Helmed by Ric Roman Waugh with a script penned by Chris Sparling, Greenland plays out a bog-standard disaster flick. The day begins like any other as we see the Garritys in their everyday domestic routine. Then catastrophe strikes as the first fragment hits. From here, the screenplay is a collection of loosely connected scenes showing the world falling apart. Offering little in the way of surprises, the movie retraces the same steps seen in other genre films: seemingly kind people turn on each other, areas are devastated and the protagonists narrowly avoid cataclysmic events through sheer luck.
While these sequences offer a large spectacle even on the small screen, the entire plot is weighed down by the vast amount of them. Shots like these are so numerous, in fact, that many are resolved almost instantaneously. Having virtually no relevance to what precedes them, many of them could have been cut. The extraneous padding of the narrative is so bad that by the time the family has their (what should be) climactic reunion, there is a staggering 40 minutes left in the runtime. It’s only at this point when the main goal of reaching safety is introduced. It’s like the script is merging two features together and hoping for the best.
However, despite the disastrous pacing, what makes Greenland work far better than it should is the accomplishments of its central cast.

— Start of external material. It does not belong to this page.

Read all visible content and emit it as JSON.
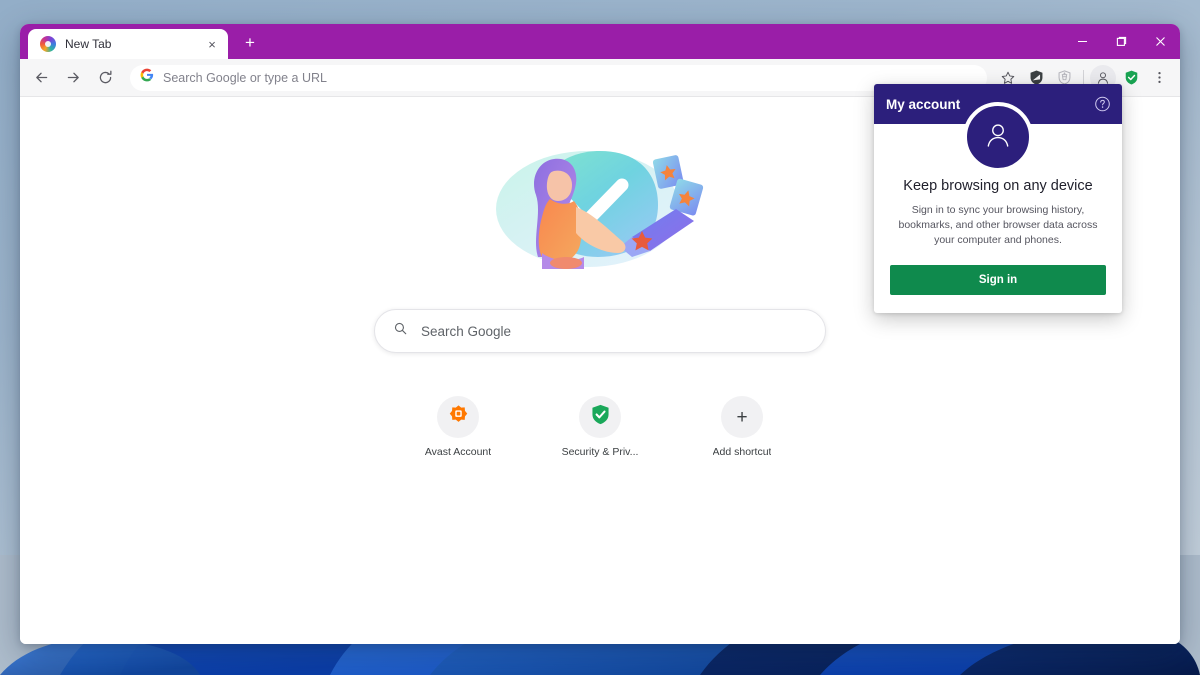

Butler (who speaks in his native Scottish accent with noticeable American twangs), Baccarin and Floyd especially give far stronger performances than this picture deserves. Glen Scott, who only appears onscreen for a few minutes, provides a staggeringly emotional portrayal. When actors like these are bringing their A-game, it’s impossible not to become invested in their characters’ plights.
Its script might be a broken mess, but the phenomenal performances are what saves Greenland from being a total disaster.
Greenland is released digitally on demand on 5th February 2021.
Watch the trailer for Greenland here: